= EXERCISE INSTRUCTIONS =
Each of the entries below is to be written out exactly, and the images skipped.

= EXERCISE DATA =
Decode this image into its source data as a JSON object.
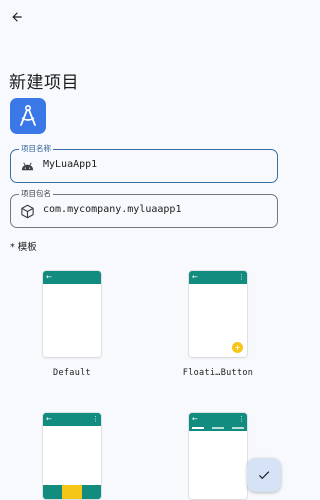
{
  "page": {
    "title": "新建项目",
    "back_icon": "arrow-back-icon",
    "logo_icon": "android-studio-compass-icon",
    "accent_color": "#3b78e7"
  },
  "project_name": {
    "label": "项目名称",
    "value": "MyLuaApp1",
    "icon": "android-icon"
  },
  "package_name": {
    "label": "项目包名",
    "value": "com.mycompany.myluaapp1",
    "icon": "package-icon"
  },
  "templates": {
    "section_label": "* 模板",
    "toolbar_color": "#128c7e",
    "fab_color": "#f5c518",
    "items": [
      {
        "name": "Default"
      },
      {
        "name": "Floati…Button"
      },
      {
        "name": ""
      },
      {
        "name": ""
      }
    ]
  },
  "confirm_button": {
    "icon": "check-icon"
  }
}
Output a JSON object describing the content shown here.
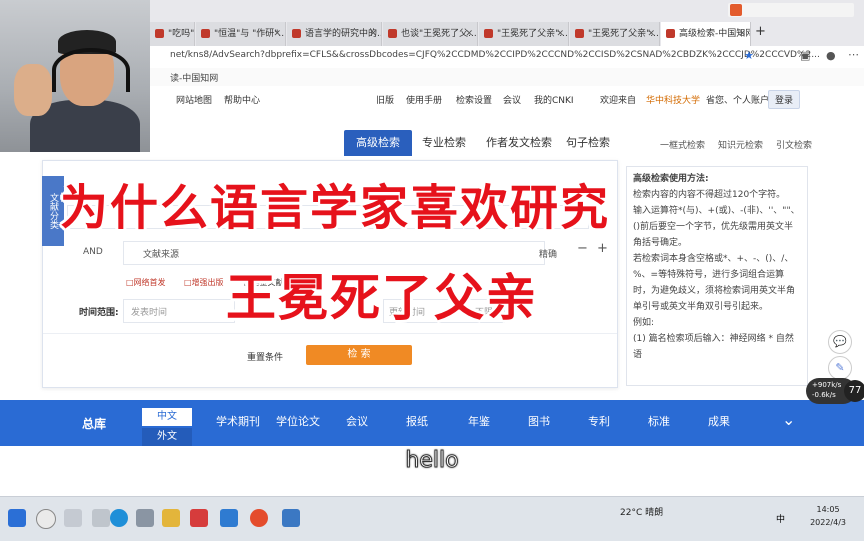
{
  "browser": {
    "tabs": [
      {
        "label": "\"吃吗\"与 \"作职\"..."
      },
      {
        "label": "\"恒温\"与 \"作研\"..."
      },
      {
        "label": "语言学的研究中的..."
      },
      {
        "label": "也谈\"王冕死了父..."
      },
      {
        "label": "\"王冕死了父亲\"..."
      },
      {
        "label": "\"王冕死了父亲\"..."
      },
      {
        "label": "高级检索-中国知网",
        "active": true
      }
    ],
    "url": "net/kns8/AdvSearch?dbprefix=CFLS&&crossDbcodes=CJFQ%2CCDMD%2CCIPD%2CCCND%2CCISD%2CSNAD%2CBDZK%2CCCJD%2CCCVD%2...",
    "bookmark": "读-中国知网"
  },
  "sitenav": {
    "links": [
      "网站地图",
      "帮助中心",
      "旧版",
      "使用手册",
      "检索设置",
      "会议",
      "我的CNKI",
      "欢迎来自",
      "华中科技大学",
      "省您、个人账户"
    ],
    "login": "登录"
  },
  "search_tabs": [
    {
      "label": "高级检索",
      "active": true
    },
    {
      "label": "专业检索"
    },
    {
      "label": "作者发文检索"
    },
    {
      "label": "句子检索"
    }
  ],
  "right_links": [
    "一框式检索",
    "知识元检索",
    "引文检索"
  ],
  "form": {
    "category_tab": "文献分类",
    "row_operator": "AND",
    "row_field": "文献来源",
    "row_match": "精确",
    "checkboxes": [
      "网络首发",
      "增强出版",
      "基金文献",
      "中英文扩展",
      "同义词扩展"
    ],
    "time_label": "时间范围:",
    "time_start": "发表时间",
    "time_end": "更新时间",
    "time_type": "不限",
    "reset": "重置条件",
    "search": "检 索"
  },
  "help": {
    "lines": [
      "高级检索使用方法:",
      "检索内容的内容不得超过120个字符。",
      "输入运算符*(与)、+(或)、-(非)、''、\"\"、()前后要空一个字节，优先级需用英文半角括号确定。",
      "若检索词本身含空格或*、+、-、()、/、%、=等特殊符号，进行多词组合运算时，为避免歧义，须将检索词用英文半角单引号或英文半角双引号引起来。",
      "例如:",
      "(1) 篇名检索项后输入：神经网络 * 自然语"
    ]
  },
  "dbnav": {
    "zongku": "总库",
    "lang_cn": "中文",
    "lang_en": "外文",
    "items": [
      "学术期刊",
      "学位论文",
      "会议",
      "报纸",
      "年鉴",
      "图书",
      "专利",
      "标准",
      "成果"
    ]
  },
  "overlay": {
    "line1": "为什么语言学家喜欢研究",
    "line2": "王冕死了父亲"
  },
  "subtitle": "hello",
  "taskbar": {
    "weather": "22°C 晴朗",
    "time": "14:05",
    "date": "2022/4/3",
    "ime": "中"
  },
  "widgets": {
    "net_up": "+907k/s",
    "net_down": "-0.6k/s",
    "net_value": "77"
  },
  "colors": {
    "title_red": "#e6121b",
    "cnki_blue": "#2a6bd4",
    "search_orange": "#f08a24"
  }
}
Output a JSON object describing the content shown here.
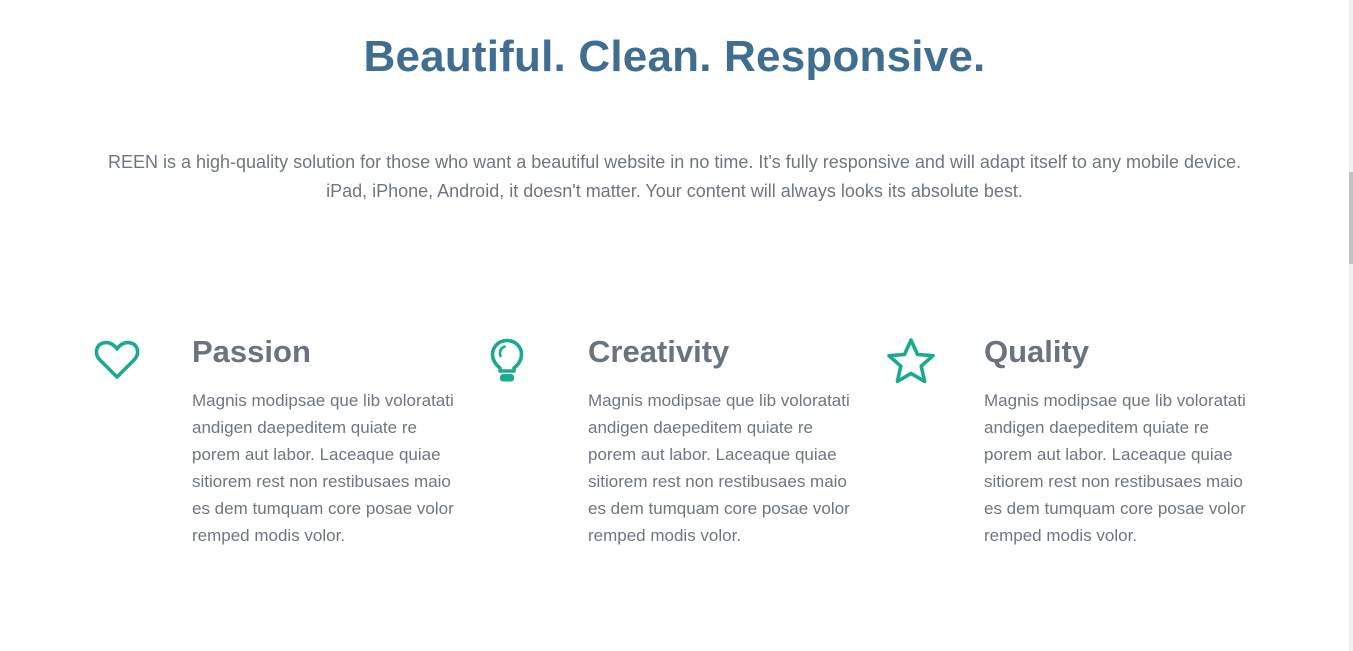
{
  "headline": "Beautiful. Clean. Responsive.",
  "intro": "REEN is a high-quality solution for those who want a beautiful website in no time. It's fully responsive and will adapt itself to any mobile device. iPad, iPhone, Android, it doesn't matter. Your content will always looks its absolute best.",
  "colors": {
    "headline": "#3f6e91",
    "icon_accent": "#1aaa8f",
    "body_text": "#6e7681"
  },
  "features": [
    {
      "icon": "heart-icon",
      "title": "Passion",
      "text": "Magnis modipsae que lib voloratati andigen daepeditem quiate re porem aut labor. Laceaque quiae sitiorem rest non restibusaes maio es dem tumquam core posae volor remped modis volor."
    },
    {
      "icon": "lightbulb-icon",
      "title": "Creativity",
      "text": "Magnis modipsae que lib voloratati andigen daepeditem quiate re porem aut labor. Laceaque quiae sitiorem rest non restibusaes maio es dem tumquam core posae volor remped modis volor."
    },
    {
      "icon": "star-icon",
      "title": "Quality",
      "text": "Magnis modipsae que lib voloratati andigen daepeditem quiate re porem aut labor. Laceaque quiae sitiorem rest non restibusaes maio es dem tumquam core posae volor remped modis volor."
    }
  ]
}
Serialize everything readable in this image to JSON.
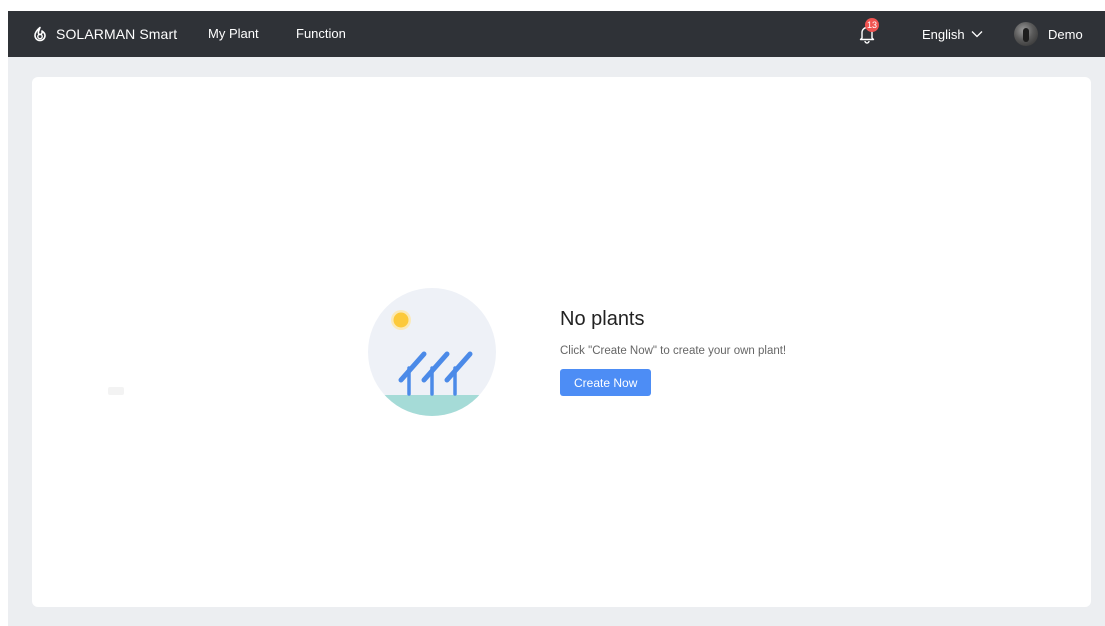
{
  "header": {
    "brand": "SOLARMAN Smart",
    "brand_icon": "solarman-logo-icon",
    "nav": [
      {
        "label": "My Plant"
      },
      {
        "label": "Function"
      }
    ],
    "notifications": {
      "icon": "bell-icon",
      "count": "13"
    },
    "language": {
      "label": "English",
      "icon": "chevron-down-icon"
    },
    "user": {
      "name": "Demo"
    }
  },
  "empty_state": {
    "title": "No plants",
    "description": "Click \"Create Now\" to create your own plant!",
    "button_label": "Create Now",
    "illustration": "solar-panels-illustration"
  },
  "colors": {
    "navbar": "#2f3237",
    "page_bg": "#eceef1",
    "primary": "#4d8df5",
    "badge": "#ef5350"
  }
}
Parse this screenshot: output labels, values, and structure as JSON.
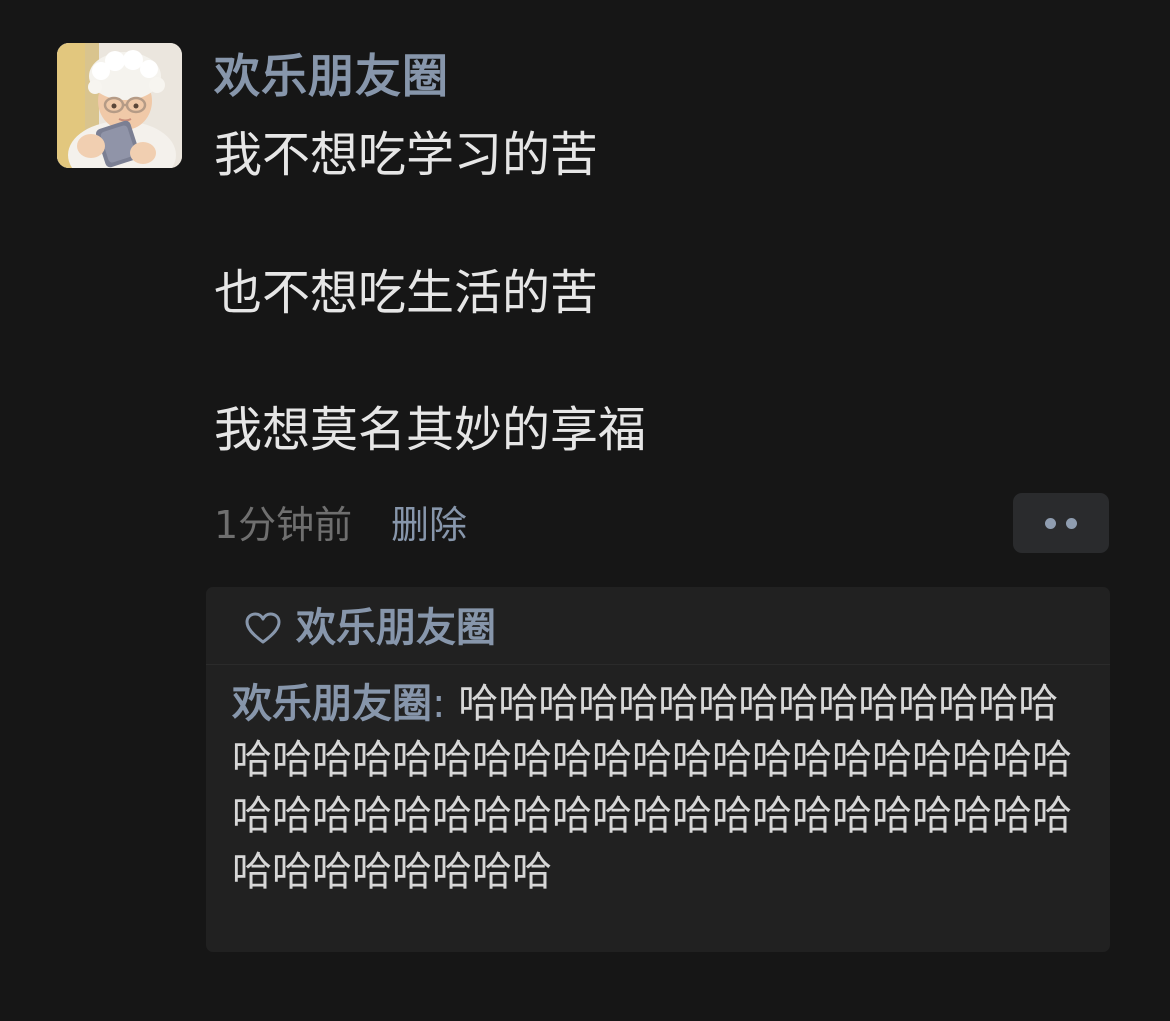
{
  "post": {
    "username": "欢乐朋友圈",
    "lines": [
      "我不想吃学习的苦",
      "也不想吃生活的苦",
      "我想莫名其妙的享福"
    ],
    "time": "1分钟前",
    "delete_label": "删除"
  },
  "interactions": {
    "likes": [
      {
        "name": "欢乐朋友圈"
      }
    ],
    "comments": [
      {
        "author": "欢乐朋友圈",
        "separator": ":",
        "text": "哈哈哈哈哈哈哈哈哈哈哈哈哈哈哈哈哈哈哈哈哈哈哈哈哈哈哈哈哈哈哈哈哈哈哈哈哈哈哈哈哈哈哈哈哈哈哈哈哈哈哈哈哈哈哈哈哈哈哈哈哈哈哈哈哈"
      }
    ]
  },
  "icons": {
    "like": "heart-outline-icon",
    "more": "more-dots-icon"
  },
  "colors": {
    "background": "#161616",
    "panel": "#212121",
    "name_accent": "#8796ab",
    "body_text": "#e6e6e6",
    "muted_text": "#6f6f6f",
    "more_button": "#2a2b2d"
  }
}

= SOLUTION TO THE EXERCISE =
Decode this image into its source data as a JSON object.
{
  "page": {
    "title": "新建项目",
    "back_icon": "arrow-back-icon",
    "logo_icon": "android-studio-compass-icon",
    "accent_color": "#3b78e7"
  },
  "project_name": {
    "label": "项目名称",
    "value": "MyLuaApp1",
    "icon": "android-icon"
  },
  "package_name": {
    "label": "项目包名",
    "value": "com.mycompany.myluaapp1",
    "icon": "package-icon"
  },
  "templates": {
    "section_label": "* 模板",
    "toolbar_color": "#128c7e",
    "fab_color": "#f5c518",
    "items": [
      {
        "name": "Default"
      },
      {
        "name": "Floati…Button"
      },
      {
        "name": ""
      },
      {
        "name": ""
      }
    ]
  },
  "confirm_button": {
    "icon": "check-icon"
  }
}
Output a JSON object describing the content shown here.
{
  "browser": {
    "tabs": [
      {
        "label": "\"吃吗\"与 \"作职\"..."
      },
      {
        "label": "\"恒温\"与 \"作研\"..."
      },
      {
        "label": "语言学的研究中的..."
      },
      {
        "label": "也谈\"王冕死了父..."
      },
      {
        "label": "\"王冕死了父亲\"..."
      },
      {
        "label": "\"王冕死了父亲\"..."
      },
      {
        "label": "高级检索-中国知网",
        "active": true
      }
    ],
    "url": "net/kns8/AdvSearch?dbprefix=CFLS&&crossDbcodes=CJFQ%2CCDMD%2CCIPD%2CCCND%2CCISD%2CSNAD%2CBDZK%2CCCJD%2CCCVD%2...",
    "bookmark": "读-中国知网"
  },
  "sitenav": {
    "links": [
      "网站地图",
      "帮助中心",
      "旧版",
      "使用手册",
      "检索设置",
      "会议",
      "我的CNKI",
      "欢迎来自",
      "华中科技大学",
      "省您、个人账户"
    ],
    "login": "登录"
  },
  "search_tabs": [
    {
      "label": "高级检索",
      "active": true
    },
    {
      "label": "专业检索"
    },
    {
      "label": "作者发文检索"
    },
    {
      "label": "句子检索"
    }
  ],
  "right_links": [
    "一框式检索",
    "知识元检索",
    "引文检索"
  ],
  "form": {
    "category_tab": "文献分类",
    "row_operator": "AND",
    "row_field": "文献来源",
    "row_match": "精确",
    "checkboxes": [
      "网络首发",
      "增强出版",
      "基金文献",
      "中英文扩展",
      "同义词扩展"
    ],
    "time_label": "时间范围:",
    "time_start": "发表时间",
    "time_end": "更新时间",
    "time_type": "不限",
    "reset": "重置条件",
    "search": "检 索"
  },
  "help": {
    "lines": [
      "高级检索使用方法:",
      "检索内容的内容不得超过120个字符。",
      "输入运算符*(与)、+(或)、-(非)、''、\"\"、()前后要空一个字节，优先级需用英文半角括号确定。",
      "若检索词本身含空格或*、+、-、()、/、%、=等特殊符号，进行多词组合运算时，为避免歧义，须将检索词用英文半角单引号或英文半角双引号引起来。",
      "例如:",
      "(1) 篇名检索项后输入：神经网络 * 自然语"
    ]
  },
  "dbnav": {
    "zongku": "总库",
    "lang_cn": "中文",
    "lang_en": "外文",
    "items": [
      "学术期刊",
      "学位论文",
      "会议",
      "报纸",
      "年鉴",
      "图书",
      "专利",
      "标准",
      "成果"
    ]
  },
  "overlay": {
    "line1": "为什么语言学家喜欢研究",
    "line2": "王冕死了父亲"
  },
  "subtitle": "hello",
  "taskbar": {
    "weather": "22°C 晴朗",
    "time": "14:05",
    "date": "2022/4/3",
    "ime": "中"
  },
  "widgets": {
    "net_up": "+907k/s",
    "net_down": "-0.6k/s",
    "net_value": "77"
  },
  "colors": {
    "title_red": "#e6121b",
    "cnki_blue": "#2a6bd4",
    "search_orange": "#f08a24"
  }
}
Output a JSON object describing the content shown here.
{
  "headline": "Beautiful. Clean. Responsive.",
  "intro": "REEN is a high-quality solution for those who want a beautiful website in no time. It's fully responsive and will adapt itself to any mobile device. iPad, iPhone, Android, it doesn't matter. Your content will always looks its absolute best.",
  "colors": {
    "headline": "#3f6e91",
    "icon_accent": "#1aaa8f",
    "body_text": "#6e7681"
  },
  "features": [
    {
      "icon": "heart-icon",
      "title": "Passion",
      "text": "Magnis modipsae que lib voloratati andigen daepeditem quiate re porem aut labor. Laceaque quiae sitiorem rest non restibusaes maio es dem tumquam core posae volor remped modis volor."
    },
    {
      "icon": "lightbulb-icon",
      "title": "Creativity",
      "text": "Magnis modipsae que lib voloratati andigen daepeditem quiate re porem aut labor. Laceaque quiae sitiorem rest non restibusaes maio es dem tumquam core posae volor remped modis volor."
    },
    {
      "icon": "star-icon",
      "title": "Quality",
      "text": "Magnis modipsae que lib voloratati andigen daepeditem quiate re porem aut labor. Laceaque quiae sitiorem rest non restibusaes maio es dem tumquam core posae volor remped modis volor."
    }
  ]
}
Serialize everything readable in this image to JSON.
{
  "header": {
    "brand": "SOLARMAN Smart",
    "brand_icon": "solarman-logo-icon",
    "nav": [
      {
        "label": "My Plant"
      },
      {
        "label": "Function"
      }
    ],
    "notifications": {
      "icon": "bell-icon",
      "count": "13"
    },
    "language": {
      "label": "English",
      "icon": "chevron-down-icon"
    },
    "user": {
      "name": "Demo"
    }
  },
  "empty_state": {
    "title": "No plants",
    "description": "Click \"Create Now\" to create your own plant!",
    "button_label": "Create Now",
    "illustration": "solar-panels-illustration"
  },
  "colors": {
    "navbar": "#2f3237",
    "page_bg": "#eceef1",
    "primary": "#4d8df5",
    "badge": "#ef5350"
  }
}
Parse this screenshot: output labels, values, and structure as JSON.
{
  "post": {
    "username": "欢乐朋友圈",
    "lines": [
      "我不想吃学习的苦",
      "也不想吃生活的苦",
      "我想莫名其妙的享福"
    ],
    "time": "1分钟前",
    "delete_label": "删除"
  },
  "interactions": {
    "likes": [
      {
        "name": "欢乐朋友圈"
      }
    ],
    "comments": [
      {
        "author": "欢乐朋友圈",
        "separator": ":",
        "text": "哈哈哈哈哈哈哈哈哈哈哈哈哈哈哈哈哈哈哈哈哈哈哈哈哈哈哈哈哈哈哈哈哈哈哈哈哈哈哈哈哈哈哈哈哈哈哈哈哈哈哈哈哈哈哈哈哈哈哈哈哈哈哈哈哈"
      }
    ]
  },
  "icons": {
    "like": "heart-outline-icon",
    "more": "more-dots-icon"
  },
  "colors": {
    "background": "#161616",
    "panel": "#212121",
    "name_accent": "#8796ab",
    "body_text": "#e6e6e6",
    "muted_text": "#6f6f6f",
    "more_button": "#2a2b2d"
  }
}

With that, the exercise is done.